And those on the left? He said, “You are accursed, depart from me into the eternal fire prepared for the devil and his angels; for I was hungry and you gave me no food. I was thirsty and you gave me nothing to drink. I was a stranger and you did not welcome me, naked and you did not give me clothing, sick and in prison and you did not visit me.”
Like the righteous, they also plead and ask when was He hungry, naked, in prison? Again he answers, “Truly I tell you just as you did not do it to one of the least of these, you did not do it to me.”
So, what does this mean for us as Christians? This is Jesus telling us to take Action, to make a new resolution to truly serve him by sharing the grace of the Lord with others. Take a moment to reflect on the past year, the year that was 2011. In Texas we saw horrible drought, wild fires, a bad economy. Take a moment and prayerfully consider the following questions:

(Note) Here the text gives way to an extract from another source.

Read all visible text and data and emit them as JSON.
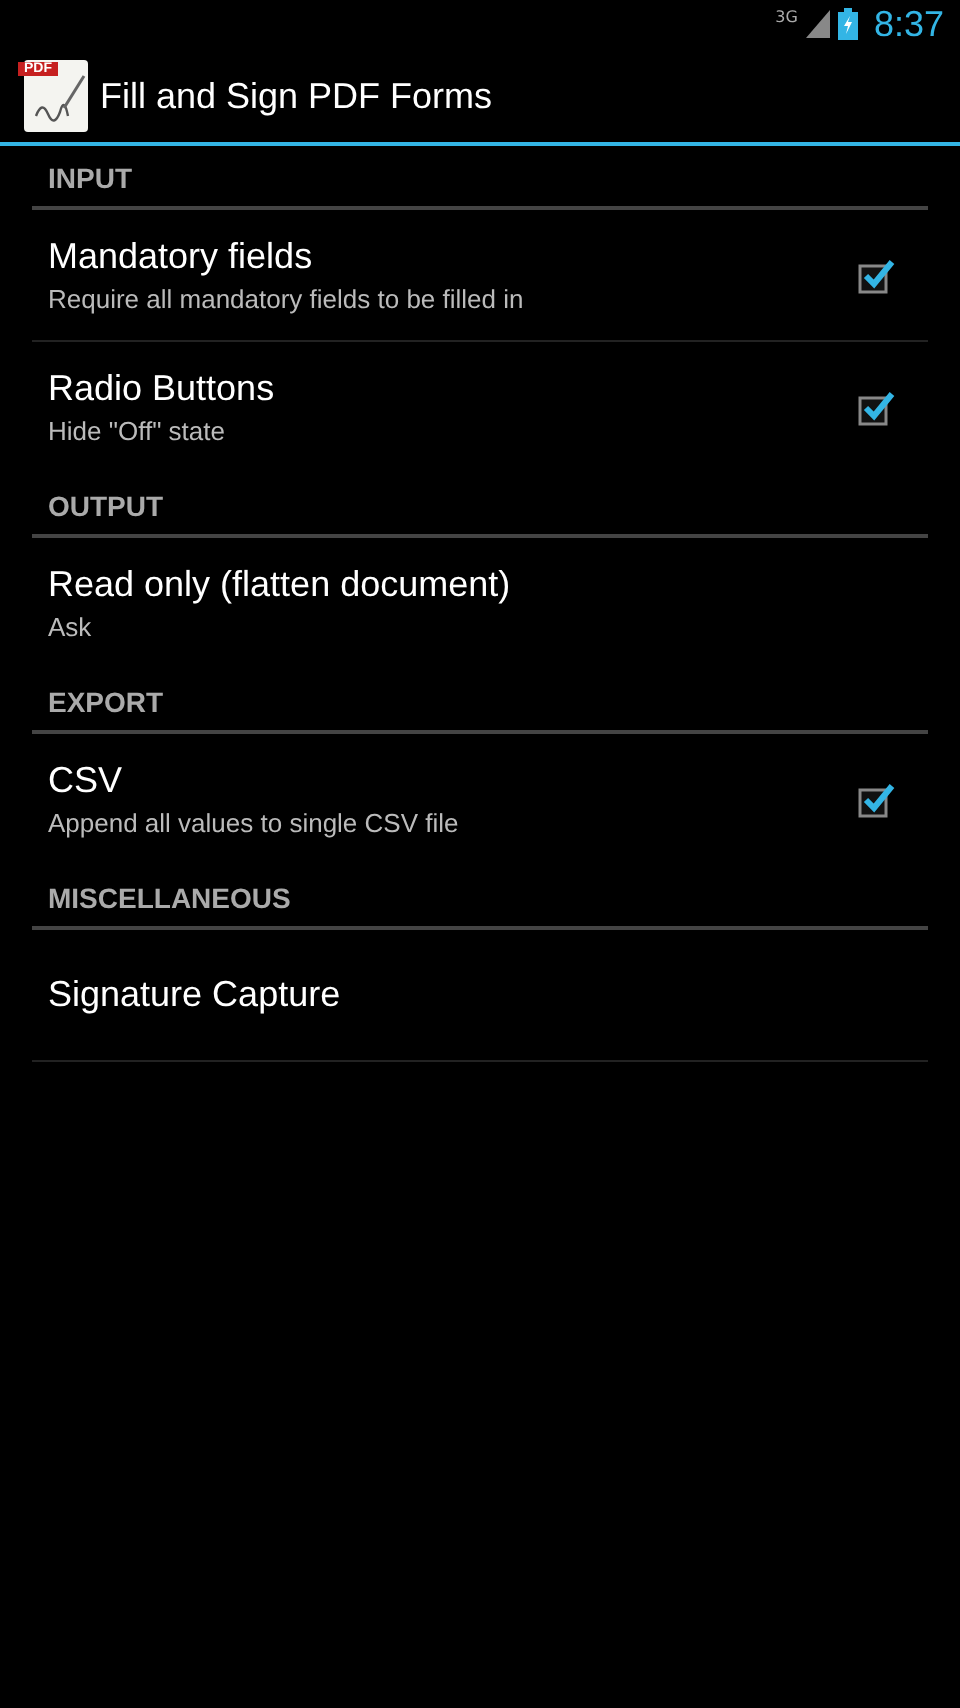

1. What have we done to help the hungry in our community and state?
2. Have we welcomed strangers into our Church? Our town, our neighborhoods, and our businesses?
3. Have we helped those in need by visiting the sick, those friends who are homebound, bedridden, or dying? Have we done anything to help those fellow Texans who have suffered so much in the summer wildfires, or from the drought?
4. Can someone look at our lives and tell by how we have lived that we were Christians?
Friends these are heavy questions. As for me, I can tell you that I have done some of these things, but not enough, and definitely not all of them. I pray that people will know me as a Christian man, but have my actions shown this to be true?
Remember, we don’t do good works to be saved, we do good works because we are saved! We are called to represent Christ on earth to a hurting world, to share the good news that Christ has paid the costs of our sins, that He is Risen and that through Him we may all have eternal life!
So lets become active doers! Let us act on the Gospel. Don’t simply just listen to the word and go about our normal lives. God is calling. Let us make a change. It could be a big one, or even a small one, but seek what God has in mind for you. James Chapter 1: verses 22 to 25 says, “But be doers of the word, and not merely hearers who deceive themselves. For if any are hearers of the word and not doers, they are like those who look at themselves in a mirror; for they look at themselves, and on going away, immediately forget what they were like. But those who look into the perfect law, the law of liberty, and persevere, being not hearers who forget but doers who act- they will be blessed in their doing.”
So, back to our New Year’s resolutions. Only God knows what fortunes and misfortunes await our communities in the coming year, but the Holy Spirit, the Comforter, will provide each of us with everything we need to represent Christ on earth to others. We just have to be willing to step out. Welcome that stranger, feed the hungry, help the poor, visit the homebound, give a smile even when you don’t feel like cheerful, help spread joy. Share God’s grace wherever you go to whomever you meet, as well as you can, for as long as you can.
God Bless you this New Year’s Day and may He bless you throughout the coming year.